• _Goal of the exercise_
I'd like the data beneath this line reproduced exactly, without any of its images.

[Excerpts from a dataset]
"""
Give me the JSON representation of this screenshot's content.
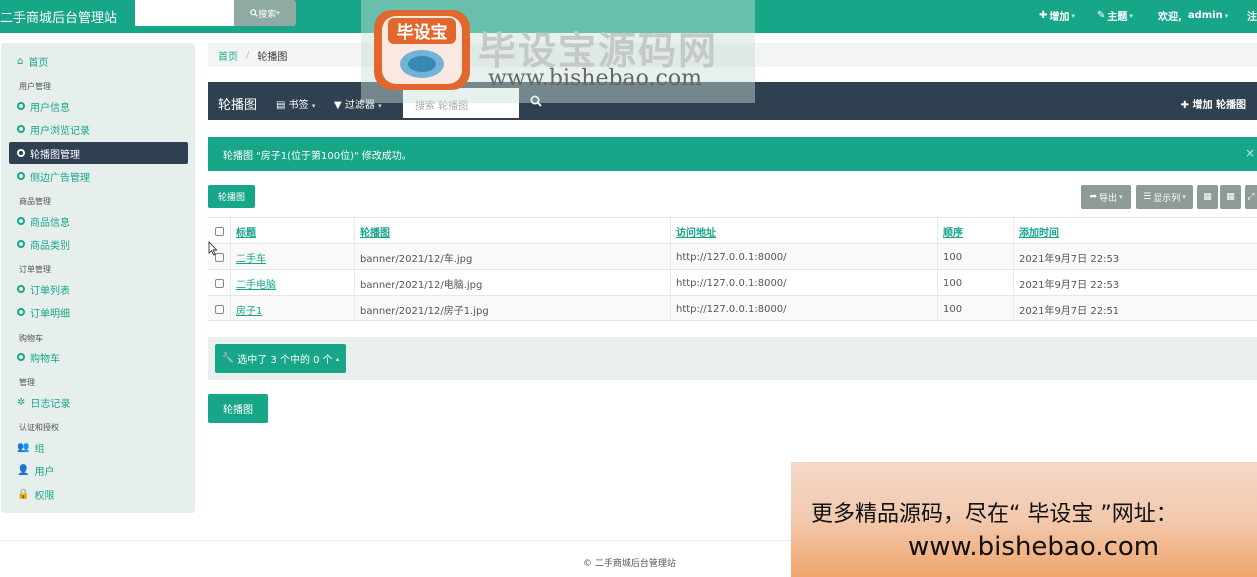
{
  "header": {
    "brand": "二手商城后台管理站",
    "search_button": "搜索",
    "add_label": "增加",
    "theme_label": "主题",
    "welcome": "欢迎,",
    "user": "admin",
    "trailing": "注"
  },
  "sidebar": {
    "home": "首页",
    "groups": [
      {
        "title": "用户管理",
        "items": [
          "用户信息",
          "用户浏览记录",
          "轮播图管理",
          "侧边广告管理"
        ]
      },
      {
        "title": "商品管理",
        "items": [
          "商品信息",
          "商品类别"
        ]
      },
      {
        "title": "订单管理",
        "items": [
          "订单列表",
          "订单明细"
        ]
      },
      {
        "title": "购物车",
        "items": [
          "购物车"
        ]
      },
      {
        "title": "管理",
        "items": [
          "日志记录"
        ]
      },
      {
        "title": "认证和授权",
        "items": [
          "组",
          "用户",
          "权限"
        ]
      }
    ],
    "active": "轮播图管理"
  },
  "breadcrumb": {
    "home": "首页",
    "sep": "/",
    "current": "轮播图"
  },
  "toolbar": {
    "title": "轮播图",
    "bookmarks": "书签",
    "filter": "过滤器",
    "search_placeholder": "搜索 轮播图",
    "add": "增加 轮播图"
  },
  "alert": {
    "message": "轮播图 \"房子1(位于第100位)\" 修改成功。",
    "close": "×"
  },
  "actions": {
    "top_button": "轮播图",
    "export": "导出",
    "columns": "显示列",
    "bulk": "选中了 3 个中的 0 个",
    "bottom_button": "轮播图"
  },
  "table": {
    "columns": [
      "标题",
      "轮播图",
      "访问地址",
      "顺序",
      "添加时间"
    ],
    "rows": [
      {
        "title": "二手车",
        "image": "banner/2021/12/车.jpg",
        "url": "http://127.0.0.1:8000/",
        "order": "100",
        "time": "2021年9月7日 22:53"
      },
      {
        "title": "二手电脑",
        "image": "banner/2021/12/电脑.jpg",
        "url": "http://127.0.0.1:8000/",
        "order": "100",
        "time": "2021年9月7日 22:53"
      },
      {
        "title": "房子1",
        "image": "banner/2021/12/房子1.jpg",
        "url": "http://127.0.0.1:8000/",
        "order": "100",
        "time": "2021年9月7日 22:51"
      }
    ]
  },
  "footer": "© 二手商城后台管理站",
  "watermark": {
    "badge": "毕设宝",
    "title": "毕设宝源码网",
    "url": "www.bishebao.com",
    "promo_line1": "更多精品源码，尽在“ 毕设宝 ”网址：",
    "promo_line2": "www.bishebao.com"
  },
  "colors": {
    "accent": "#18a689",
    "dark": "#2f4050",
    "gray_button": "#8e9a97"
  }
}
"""
• _Output below_
Give me the JSON representation of this screenshot's content.
{
  "header": {
    "brand": "二手商城后台管理站",
    "search_button": "搜索",
    "add_label": "增加",
    "theme_label": "主题",
    "welcome": "欢迎,",
    "user": "admin",
    "trailing": "注"
  },
  "sidebar": {
    "home": "首页",
    "groups": [
      {
        "title": "用户管理",
        "items": [
          "用户信息",
          "用户浏览记录",
          "轮播图管理",
          "侧边广告管理"
        ]
      },
      {
        "title": "商品管理",
        "items": [
          "商品信息",
          "商品类别"
        ]
      },
      {
        "title": "订单管理",
        "items": [
          "订单列表",
          "订单明细"
        ]
      },
      {
        "title": "购物车",
        "items": [
          "购物车"
        ]
      },
      {
        "title": "管理",
        "items": [
          "日志记录"
        ]
      },
      {
        "title": "认证和授权",
        "items": [
          "组",
          "用户",
          "权限"
        ]
      }
    ],
    "active": "轮播图管理"
  },
  "breadcrumb": {
    "home": "首页",
    "sep": "/",
    "current": "轮播图"
  },
  "toolbar": {
    "title": "轮播图",
    "bookmarks": "书签",
    "filter": "过滤器",
    "search_placeholder": "搜索 轮播图",
    "add": "增加 轮播图"
  },
  "alert": {
    "message": "轮播图 \"房子1(位于第100位)\" 修改成功。",
    "close": "×"
  },
  "actions": {
    "top_button": "轮播图",
    "export": "导出",
    "columns": "显示列",
    "bulk": "选中了 3 个中的 0 个",
    "bottom_button": "轮播图"
  },
  "table": {
    "columns": [
      "标题",
      "轮播图",
      "访问地址",
      "顺序",
      "添加时间"
    ],
    "rows": [
      {
        "title": "二手车",
        "image": "banner/2021/12/车.jpg",
        "url": "http://127.0.0.1:8000/",
        "order": "100",
        "time": "2021年9月7日 22:53"
      },
      {
        "title": "二手电脑",
        "image": "banner/2021/12/电脑.jpg",
        "url": "http://127.0.0.1:8000/",
        "order": "100",
        "time": "2021年9月7日 22:53"
      },
      {
        "title": "房子1",
        "image": "banner/2021/12/房子1.jpg",
        "url": "http://127.0.0.1:8000/",
        "order": "100",
        "time": "2021年9月7日 22:51"
      }
    ]
  },
  "footer": "© 二手商城后台管理站",
  "watermark": {
    "badge": "毕设宝",
    "title": "毕设宝源码网",
    "url": "www.bishebao.com",
    "promo_line1": "更多精品源码，尽在“ 毕设宝 ”网址：",
    "promo_line2": "www.bishebao.com"
  },
  "colors": {
    "accent": "#18a689",
    "dark": "#2f4050",
    "gray_button": "#8e9a97"
  }
}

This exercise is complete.